**Exercise goal**: The answer should consist of the records below, repeated exactly, and no pictures.

*** Information shown ***

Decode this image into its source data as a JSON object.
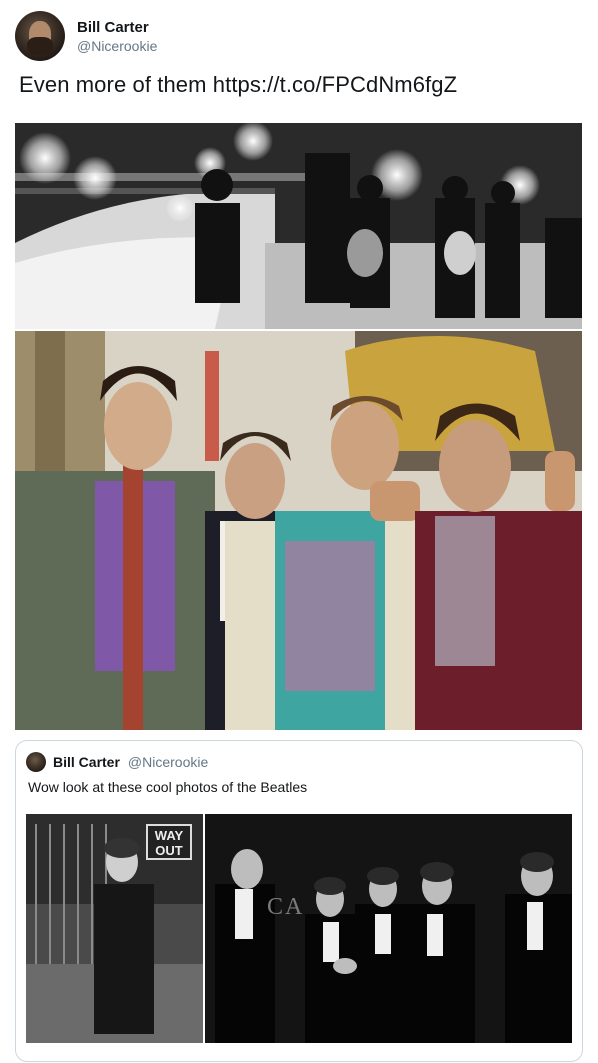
{
  "tweet": {
    "display_name": "Bill Carter",
    "handle": "@Nicerookie",
    "text": "Even more of them https://t.co/FPCdNm6fgZ",
    "avatar_icon": "user-avatar-photo"
  },
  "quoted_tweet": {
    "display_name": "Bill Carter",
    "handle": "@Nicerookie",
    "text": "Wow look at these cool photos of the Beatles",
    "sign_text": "WAY OUT",
    "backdrop_letters": "CA"
  },
  "colors": {
    "text": "#14171a",
    "secondary": "#657786",
    "border": "#ccd6dd"
  }
}
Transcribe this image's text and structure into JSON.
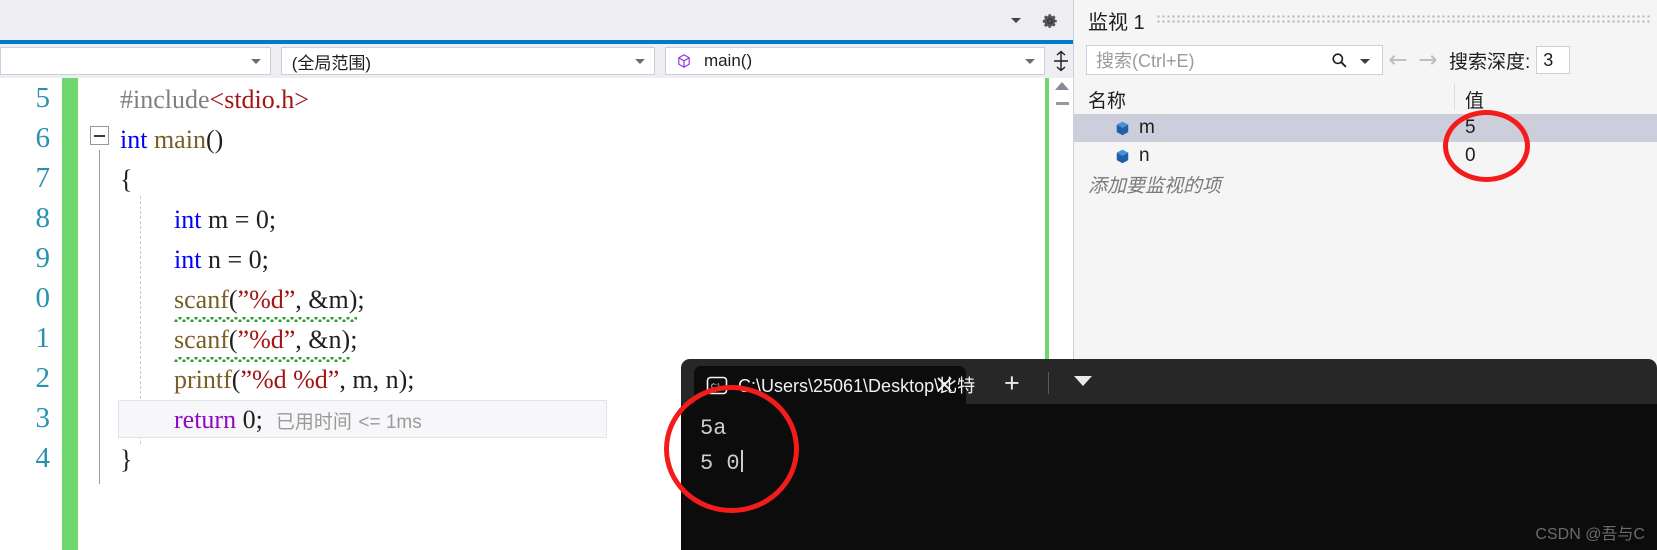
{
  "editor": {
    "nav": {
      "scope_combo_value": "",
      "scope_combo2_value": "(全局范围)",
      "function_combo_value": "main()"
    },
    "line_numbers": [
      "5",
      "6",
      "7",
      "8",
      "9",
      "0",
      "1",
      "2",
      "3",
      "4"
    ],
    "code_lines": [
      {
        "n": "5",
        "text": "#include<stdio.h>"
      },
      {
        "n": "6",
        "text": "int main()"
      },
      {
        "n": "7",
        "text": "{"
      },
      {
        "n": "8",
        "text": "int m = 0;"
      },
      {
        "n": "9",
        "text": "int n = 0;"
      },
      {
        "n": "0",
        "text": "scanf(\"%d\", &m);"
      },
      {
        "n": "1",
        "text": "scanf(\"%d\", &n);"
      },
      {
        "n": "2",
        "text": "printf(\"%d %d\", m, n);"
      },
      {
        "n": "3",
        "text": "return 0;"
      },
      {
        "n": "4",
        "text": "}"
      }
    ],
    "elapsed_time_label": "已用时间",
    "elapsed_time_value": "<= 1ms"
  },
  "watch": {
    "title": "监视 1",
    "search_placeholder": "搜索(Ctrl+E)",
    "prev_arrow": "←",
    "next_arrow": "→",
    "depth_label": "搜索深度:",
    "depth_value": "3",
    "columns": {
      "name": "名称",
      "value": "值"
    },
    "rows": [
      {
        "name": "m",
        "value": "5"
      },
      {
        "name": "n",
        "value": "0"
      }
    ],
    "add_item_placeholder": "添加要监视的项"
  },
  "terminal": {
    "tab_title": "C:\\Users\\25061\\Desktop\\比特",
    "new_tab_label": "+",
    "output_lines": [
      "5a",
      "5 0"
    ]
  },
  "watermark": "CSDN @吾与C",
  "colors": {
    "accent": "#007acc",
    "change_bar": "#6ed86e",
    "annotation": "#f41b1b",
    "selection": "#cccedb"
  }
}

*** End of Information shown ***

**Task response**:
Decode this image into its source data as a JSON object.
{
  "tweet": {
    "display_name": "Bill Carter",
    "handle": "@Nicerookie",
    "text": "Even more of them https://t.co/FPCdNm6fgZ",
    "avatar_icon": "user-avatar-photo"
  },
  "quoted_tweet": {
    "display_name": "Bill Carter",
    "handle": "@Nicerookie",
    "text": "Wow look at these cool photos of the Beatles",
    "sign_text": "WAY OUT",
    "backdrop_letters": "CA"
  },
  "colors": {
    "text": "#14171a",
    "secondary": "#657786",
    "border": "#ccd6dd"
  }
}
Transcribe this image's text and structure into JSON.
{
  "editor": {
    "nav": {
      "scope_combo_value": "",
      "scope_combo2_value": "(全局范围)",
      "function_combo_value": "main()"
    },
    "line_numbers": [
      "5",
      "6",
      "7",
      "8",
      "9",
      "0",
      "1",
      "2",
      "3",
      "4"
    ],
    "code_lines": [
      {
        "n": "5",
        "text": "#include<stdio.h>"
      },
      {
        "n": "6",
        "text": "int main()"
      },
      {
        "n": "7",
        "text": "{"
      },
      {
        "n": "8",
        "text": "int m = 0;"
      },
      {
        "n": "9",
        "text": "int n = 0;"
      },
      {
        "n": "0",
        "text": "scanf(\"%d\", &m);"
      },
      {
        "n": "1",
        "text": "scanf(\"%d\", &n);"
      },
      {
        "n": "2",
        "text": "printf(\"%d %d\", m, n);"
      },
      {
        "n": "3",
        "text": "return 0;"
      },
      {
        "n": "4",
        "text": "}"
      }
    ],
    "elapsed_time_label": "已用时间",
    "elapsed_time_value": "<= 1ms"
  },
  "watch": {
    "title": "监视 1",
    "search_placeholder": "搜索(Ctrl+E)",
    "prev_arrow": "←",
    "next_arrow": "→",
    "depth_label": "搜索深度:",
    "depth_value": "3",
    "columns": {
      "name": "名称",
      "value": "值"
    },
    "rows": [
      {
        "name": "m",
        "value": "5"
      },
      {
        "name": "n",
        "value": "0"
      }
    ],
    "add_item_placeholder": "添加要监视的项"
  },
  "terminal": {
    "tab_title": "C:\\Users\\25061\\Desktop\\比特",
    "new_tab_label": "+",
    "output_lines": [
      "5a",
      "5 0"
    ]
  },
  "watermark": "CSDN @吾与C",
  "colors": {
    "accent": "#007acc",
    "change_bar": "#6ed86e",
    "annotation": "#f41b1b",
    "selection": "#cccedb"
  }
}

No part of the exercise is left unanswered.